“With walking being the thing that was most affected by my stroke, I wanted to create a challenge that encompassed it.

“I’ve spent the past year learning to walk again and although I can walk now, I am still only at 80%.

“I have to think about every footstep before I take it.”

Jane-Claire Judson, chief executive at Chest Heart and Stroke Scotland, said: “Chris is an inspiration; to be taking on such a difficult challenge, and especially after being unable to walk just over a year ago is incredible.

“We want people to do more than survive after a stroke, we want them to really live.

“Chris’s story is also an important reminder that there are other, less common signs stroke.

“Sudden blurred vision, sudden dizziness or a severe headache that comes on quickly with no known cause can also be signs of a stroke.”
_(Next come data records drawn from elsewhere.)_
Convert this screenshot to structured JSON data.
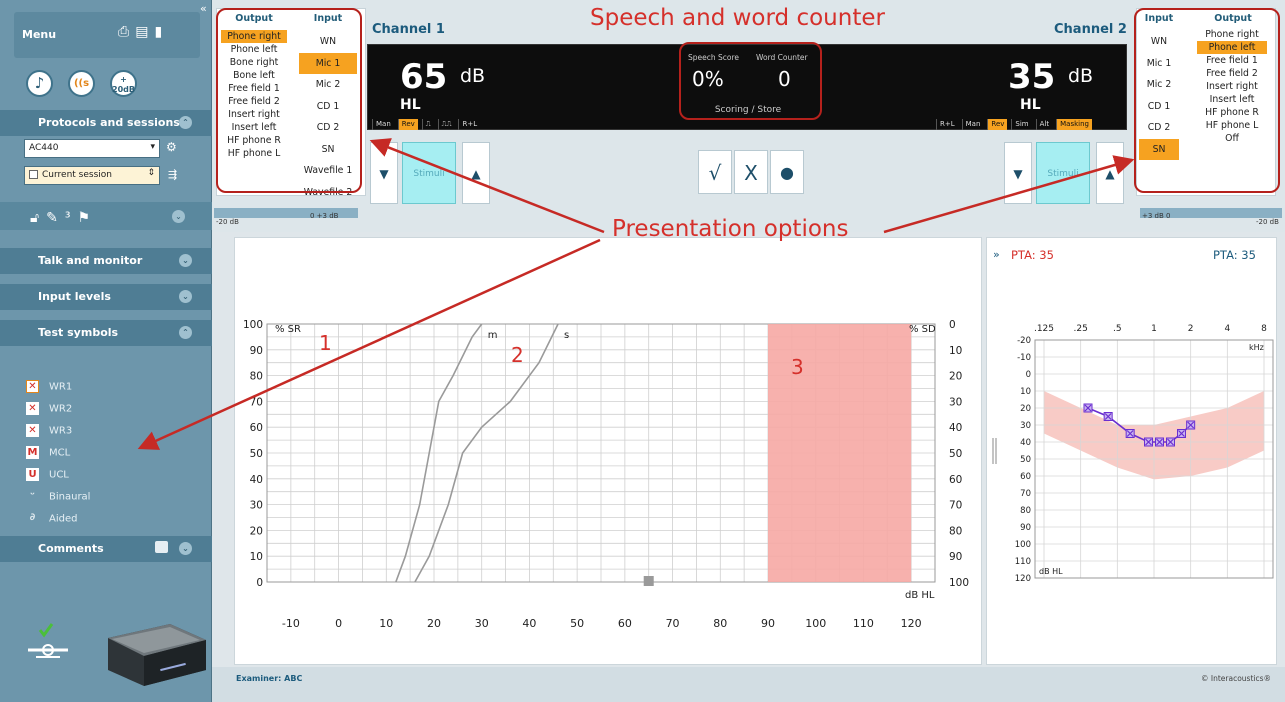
{
  "sidebar": {
    "menu_title": "Menu",
    "top_icons": [
      "print-icon",
      "save-icon",
      "exit-icon"
    ],
    "quick_buttons": [
      {
        "name": "music-note-icon",
        "glyph": "♪"
      },
      {
        "name": "speech-icon",
        "glyph": "((s"
      },
      {
        "name": "plus-20db-icon",
        "line1": "+",
        "line2": "20dB"
      }
    ],
    "protocols_label": "Protocols and sessions",
    "protocol_value": "AC440",
    "session_value": "Current session",
    "talk_label": "Talk and monitor",
    "input_levels_label": "Input levels",
    "test_symbols_label": "Test symbols",
    "test_symbols": [
      {
        "sym": "✕",
        "label": "WR1"
      },
      {
        "sym": "✕",
        "label": "WR2"
      },
      {
        "sym": "✕",
        "label": "WR3"
      },
      {
        "sym": "M",
        "label": "MCL"
      },
      {
        "sym": "U",
        "label": "UCL"
      },
      {
        "sym": "ᵕ",
        "label": "Binaural"
      },
      {
        "sym": "∂",
        "label": "Aided"
      }
    ],
    "comments_label": "Comments"
  },
  "left_box": {
    "output_head": "Output",
    "input_head": "Input",
    "outputs": [
      "Phone right",
      "Phone left",
      "Bone right",
      "Bone left",
      "Free field 1",
      "Free field 2",
      "Insert right",
      "Insert left",
      "HF phone R",
      "HF phone L"
    ],
    "output_selected": 0,
    "inputs": [
      "WN",
      "Mic 1",
      "Mic 2",
      "CD 1",
      "CD 2",
      "SN",
      "Wavefile 1",
      "Wavefile 2"
    ],
    "input_selected": 1
  },
  "right_box": {
    "input_head": "Input",
    "output_head": "Output",
    "inputs": [
      "WN",
      "Mic 1",
      "Mic 2",
      "CD 1",
      "CD 2",
      "SN"
    ],
    "input_selected": 5,
    "outputs": [
      "Phone right",
      "Phone left",
      "Free field 1",
      "Free field 2",
      "Insert right",
      "Insert left",
      "HF phone R",
      "HF phone L",
      "Off"
    ],
    "output_selected": 1
  },
  "channel1": {
    "title": "Channel 1",
    "db": "65",
    "unit": "dB",
    "hl": "HL",
    "modes": [
      "Man",
      "Rev",
      "⎍",
      "⎍⎍",
      "R+L"
    ],
    "mode_on": 1,
    "stimuli": "Stimuli",
    "level_left": "-20 dB",
    "level_mid": "0   +3 dB"
  },
  "channel2": {
    "title": "Channel 2",
    "db": "35",
    "unit": "dB",
    "hl": "HL",
    "modes": [
      "R+L",
      "Man",
      "Rev",
      "Sim",
      "Alt",
      "Masking"
    ],
    "modes_on": [
      2,
      5
    ],
    "stimuli": "Stimuli",
    "level_left": "+3 dB   0",
    "level_right": "-20 dB"
  },
  "center_display": {
    "speech_score_label": "Speech Score",
    "word_counter_label": "Word Counter",
    "speech_score": "0%",
    "word_counter": "0",
    "scoring_store": "Scoring  /  Store"
  },
  "score_buttons": {
    "correct": "√",
    "wrong": "X",
    "record": "●"
  },
  "annotations": {
    "title": "Speech and word counter",
    "presentation": "Presentation options",
    "marker1": "1",
    "marker2": "2",
    "marker3": "3"
  },
  "colors": {
    "accent_orange": "#f6a220",
    "annotation_red": "#d5302b",
    "shade": "#f6a9a4",
    "brand_blue": "#1c5b7d",
    "audiogram_line": "#6a2fd0"
  },
  "chart_data": [
    {
      "type": "line",
      "title": "",
      "xlabel": "dB HL",
      "ylabel": "% SR",
      "y2label": "% SD",
      "xlim": [
        -15,
        125
      ],
      "ylim": [
        0,
        100
      ],
      "xticks": [
        -10,
        0,
        10,
        20,
        30,
        40,
        50,
        60,
        70,
        80,
        90,
        100,
        110,
        120
      ],
      "yticks": [
        0,
        10,
        20,
        30,
        40,
        50,
        60,
        70,
        80,
        90,
        100
      ],
      "y2ticks": [
        100,
        90,
        80,
        70,
        60,
        50,
        40,
        30,
        20,
        10,
        0
      ],
      "series": [
        {
          "name": "m",
          "x": [
            12,
            14,
            17,
            19,
            21,
            24,
            28,
            30
          ],
          "y": [
            0,
            10,
            30,
            50,
            70,
            80,
            95,
            100
          ]
        },
        {
          "name": "s",
          "x": [
            16,
            19,
            23,
            26,
            30,
            36,
            42,
            46
          ],
          "y": [
            0,
            10,
            30,
            50,
            60,
            70,
            85,
            100
          ]
        }
      ],
      "shaded_region": {
        "x": [
          90,
          120
        ],
        "y": [
          0,
          100
        ]
      },
      "marker": {
        "x": 65,
        "y": 0
      }
    },
    {
      "type": "line",
      "title": "",
      "xlabel": "kHz",
      "ylabel": "dB HL",
      "xticks": [
        ".125",
        ".25",
        ".5",
        "1",
        "2",
        "4",
        "8"
      ],
      "yticks": [
        -20,
        -10,
        0,
        10,
        20,
        30,
        40,
        50,
        60,
        70,
        80,
        90,
        100,
        110,
        120
      ],
      "ylim": [
        -20,
        120
      ],
      "pta_left": "PTA:  35",
      "pta_right": "PTA:  35",
      "series": [
        {
          "name": "",
          "x_index": [
            1.2,
            1.75,
            2.35,
            2.85,
            3.15,
            3.45,
            3.75,
            4.0
          ],
          "y": [
            20,
            25,
            35,
            40,
            40,
            40,
            35,
            30
          ]
        }
      ],
      "banana": {
        "upper": [
          10,
          20,
          30,
          30,
          25,
          20,
          10
        ],
        "lower": [
          35,
          45,
          55,
          62,
          60,
          55,
          45
        ]
      }
    }
  ],
  "footer": {
    "examiner": "Examiner: ABC",
    "brand": "© Interacoustics®"
  }
}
If you would like to support Mr Robinson’s challenge, click here.